2015 is off to a slow start for investors, as stocks closed the second quarter essentially flat year-to-date and bond returns were generally negative. There are some positive takeaways from the second quarter that should not be overlooked, however.
- The economy is again growing slowly (likely near 2% in the second quarter) after grinding to a halt in the first quarter. The thought of the first quarter stall leading to a recession is fading, and while our WCA Fundamental Conditions Barometer is far from strong, it has stopped slipping and has even seen a small bounce in recent weeks. The bottom line is that overall conditions seem to indicate that the economy continues to grow, a positive for equities.
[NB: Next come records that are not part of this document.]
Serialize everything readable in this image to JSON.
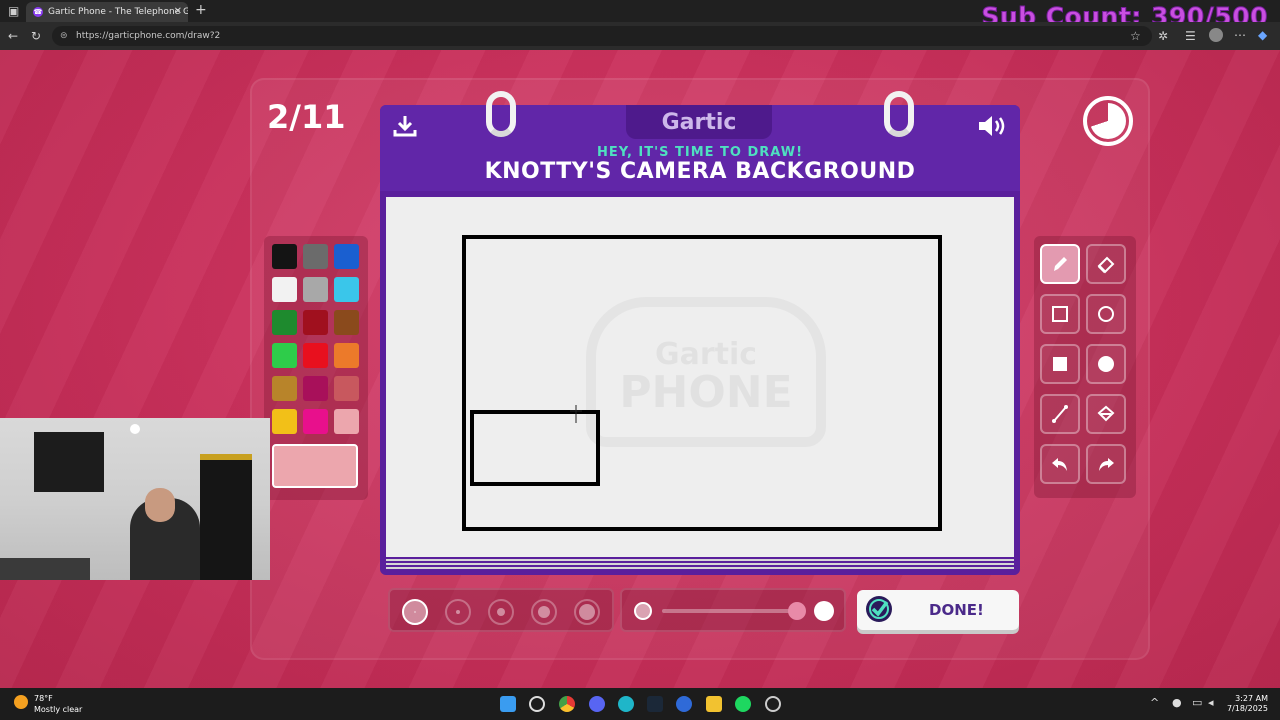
{
  "browser": {
    "tab_title": "Gartic Phone - The Telephone Ga",
    "url": "https://garticphone.com/draw?2"
  },
  "overlay": {
    "sub_count": "Sub Count: 390/500"
  },
  "game": {
    "round": "2/11",
    "logo": "Gartic",
    "subtitle": "HEY, IT'S TIME TO DRAW!",
    "prompt": "KNOTTY'S CAMERA BACKGROUND",
    "watermark_top": "Gartic",
    "watermark_bottom": "PHONE",
    "done_label": "DONE!",
    "timer_remaining_fraction": 0.7,
    "selected_color": "#eca6ad",
    "palette": [
      "#141414",
      "#6b6b6b",
      "#1a5fd0",
      "#f2f2f2",
      "#a8a8a8",
      "#3ac6ea",
      "#1e8a2e",
      "#a0101e",
      "#8a4a1c",
      "#2ecc4a",
      "#e8101e",
      "#ec7a2a",
      "#b8842a",
      "#a8105a",
      "#c8585e",
      "#f2c018",
      "#e8108c",
      "#eca6ad"
    ],
    "tools": [
      "pencil-tool",
      "eraser-tool",
      "rectangle-outline-tool",
      "ellipse-outline-tool",
      "rectangle-fill-tool",
      "ellipse-fill-tool",
      "line-tool",
      "fill-bucket-tool",
      "undo-tool",
      "redo-tool"
    ],
    "active_tool": "pencil-tool",
    "brush_sizes": 5,
    "selected_brush_size": 1
  },
  "taskbar": {
    "weather_temp": "78°F",
    "weather_desc": "Mostly clear",
    "time": "3:27 AM",
    "date": "7/18/2025"
  }
}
- Crosscurrents between generally stronger domestic data and weakness in China, along with recurring worries over Greece, produced a grudging improvement in our WCA Fundamental Conditions Barometer through the second quarter. We expect real domestic GDP growth to accelerate from the first quarter’s modest contraction, but remain below the long-term trend. Overall, the mix of data in Q2 was moderately positive.
LONG-RUN STRATEGIC POSTURE: Strategic allocations are set to reflect our long-run forecasts for key asset classes. We expect the domestic economy to grow near 2.3% over time, driven by modest growth in the labor force, positive contributions from capital investment, and increasing innovation and technology-driven productivity gains. Cash returns should rise gradually toward a long-run target near 3.5-4% and should average roughly 2% over the next five years as the Fed raises rates in acknowledgement of tightening labor markets and a further closing of the economy’s output gap (a measure of slack). Inflation expectations should remain anchored near 2%.
NEAR-TERM TACTICAL POSTURE: The CONQUEST portfolios are allocated in accordance with our WCA Fundamental Conditions Index and long-run return considerations. The index slipped from September through the first quarter and appears to have stabilized in the second quarter, suggesting the U.S. economy is picking up some momentum. We remain moderately underweight equities as we move into the second half of the year. Meanwhile, China’s slipping growth rate and Greece’s troubles are weighing on investor expectations. Consequently, we remain overweight domestic equities within the equity allocation.
No tactical changes were made during the second quarter.